## ASSIGNMENT:
List, from the lines below, each one with "icon" in it.

## INPUT DATA:
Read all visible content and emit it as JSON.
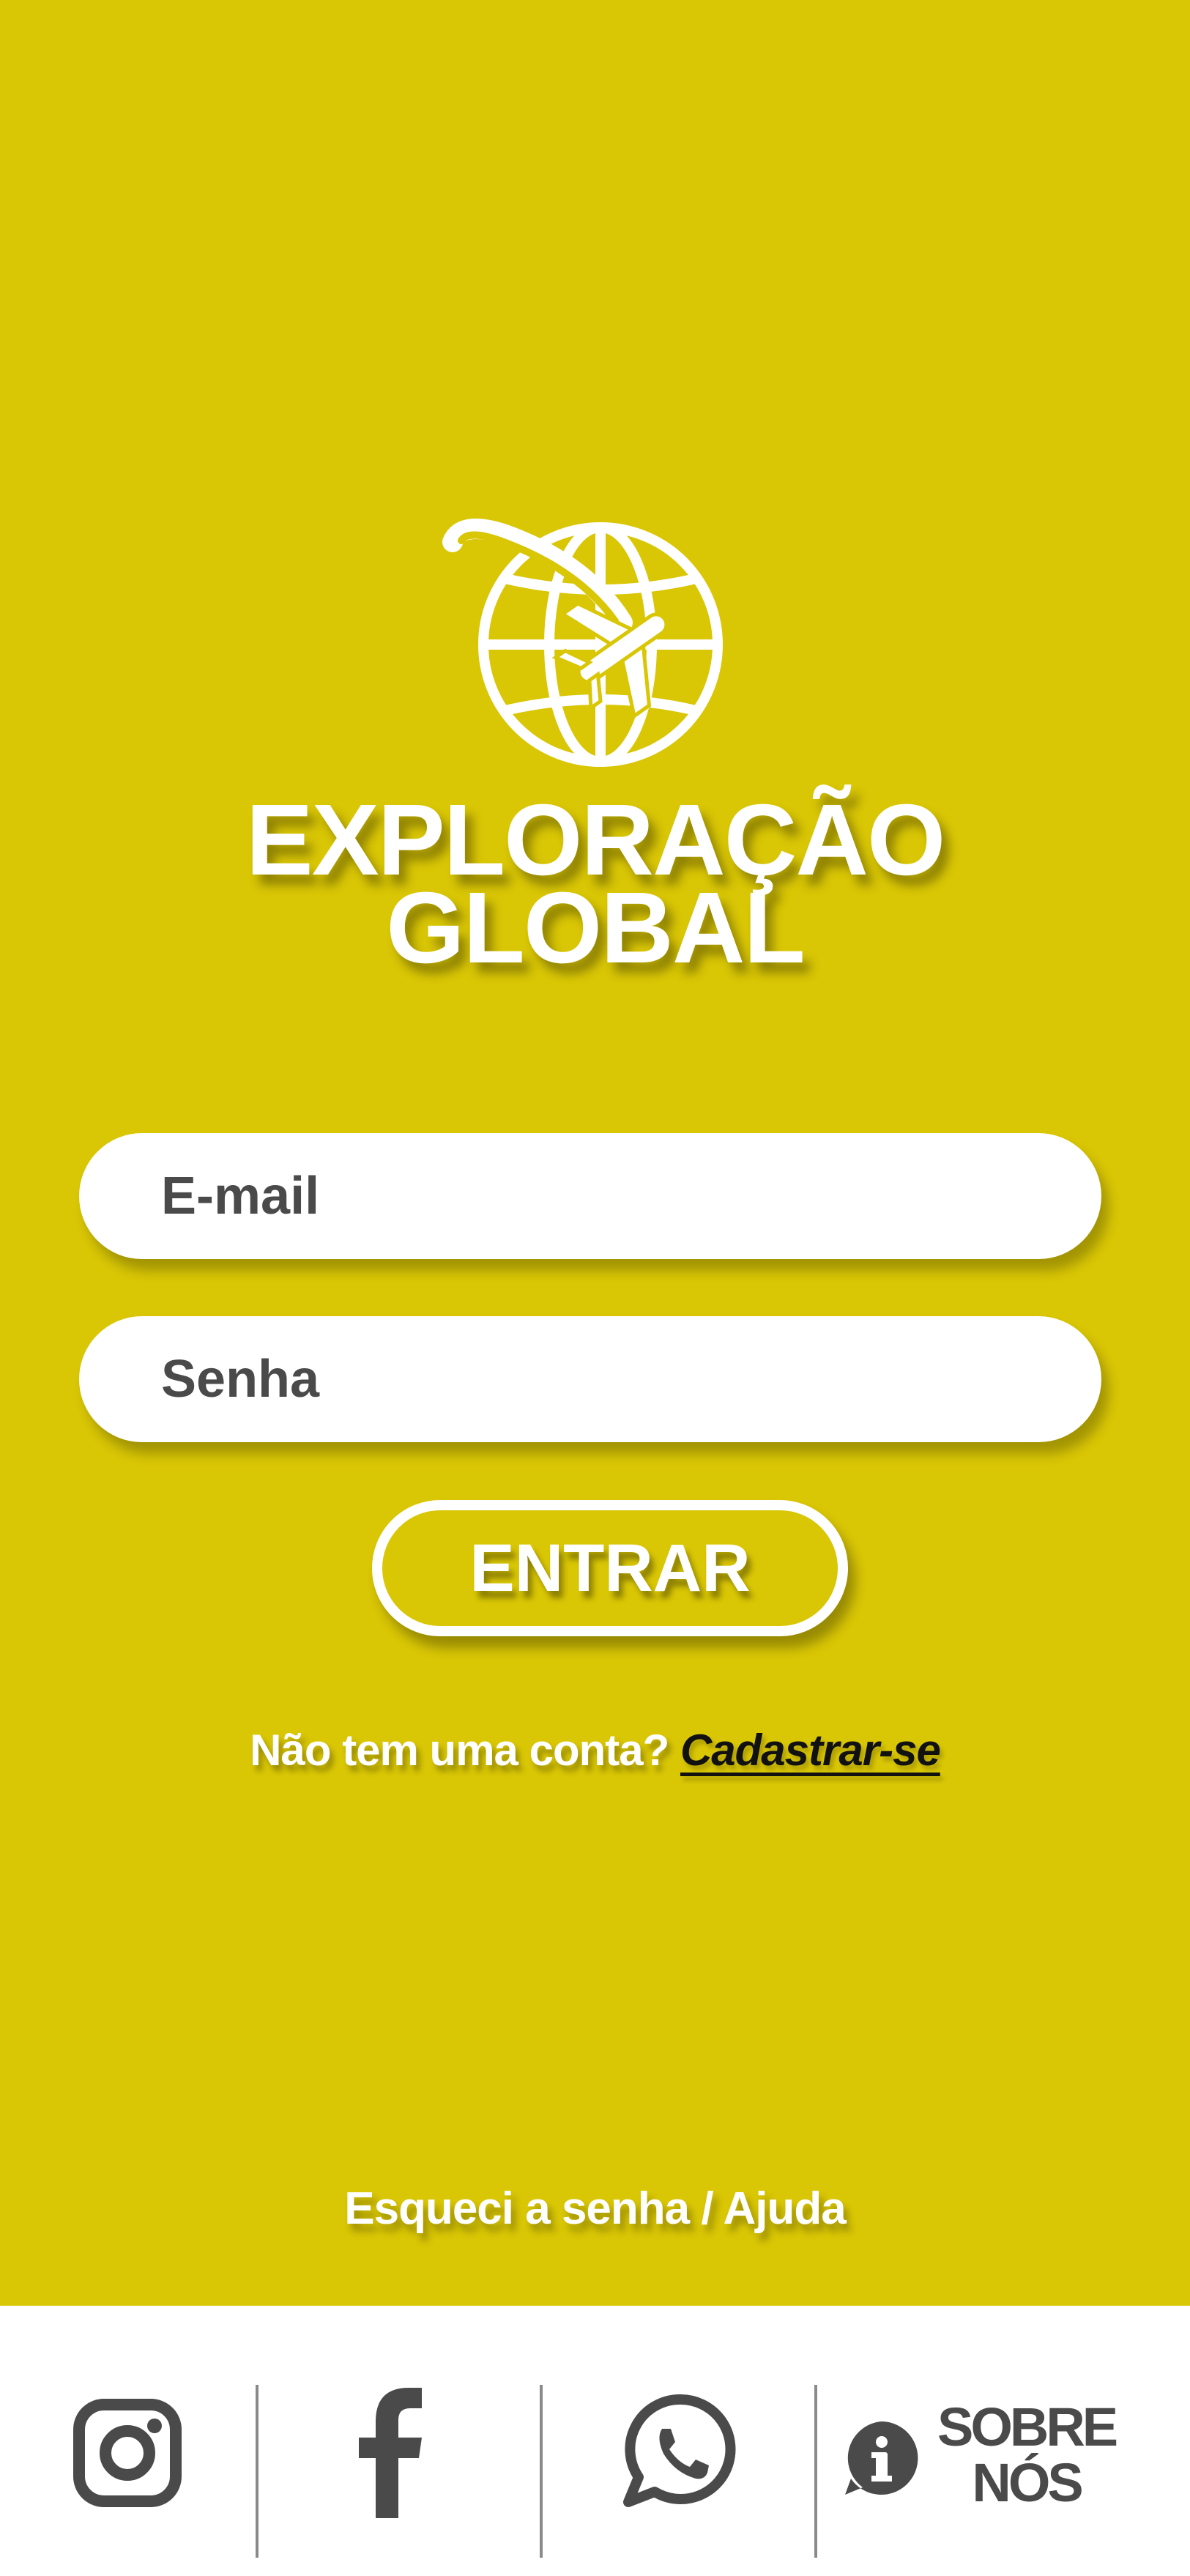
{
  "app": {
    "title_line1": "EXPLORAÇÃO",
    "title_line2": "GLOBAL",
    "logo_icon": "globe-with-airplane-icon"
  },
  "login": {
    "email_placeholder": "E-mail",
    "password_placeholder": "Senha",
    "submit_label": "ENTRAR"
  },
  "signup": {
    "question": "Não tem uma conta?",
    "link_label": "Cadastrar-se"
  },
  "help": {
    "forgot_label": "Esqueci a senha / Ajuda"
  },
  "footer": {
    "items": [
      {
        "icon": "instagram-icon"
      },
      {
        "icon": "facebook-icon"
      },
      {
        "icon": "whatsapp-icon"
      },
      {
        "icon": "info-icon",
        "label_line1": "SOBRE",
        "label_line2": "NÓS"
      }
    ]
  },
  "colors": {
    "background": "#d9c605",
    "text_light": "#ffffff",
    "text_dark": "#4a4a4a",
    "footer_bg": "#ffffff"
  }
}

## EXERCISE RESULT:
    "logo_icon": "globe-with-airplane-icon"
        "icon": "instagram-icon"
        "icon": "facebook-icon"
        "icon": "whatsapp-icon"
        "icon": "info-icon",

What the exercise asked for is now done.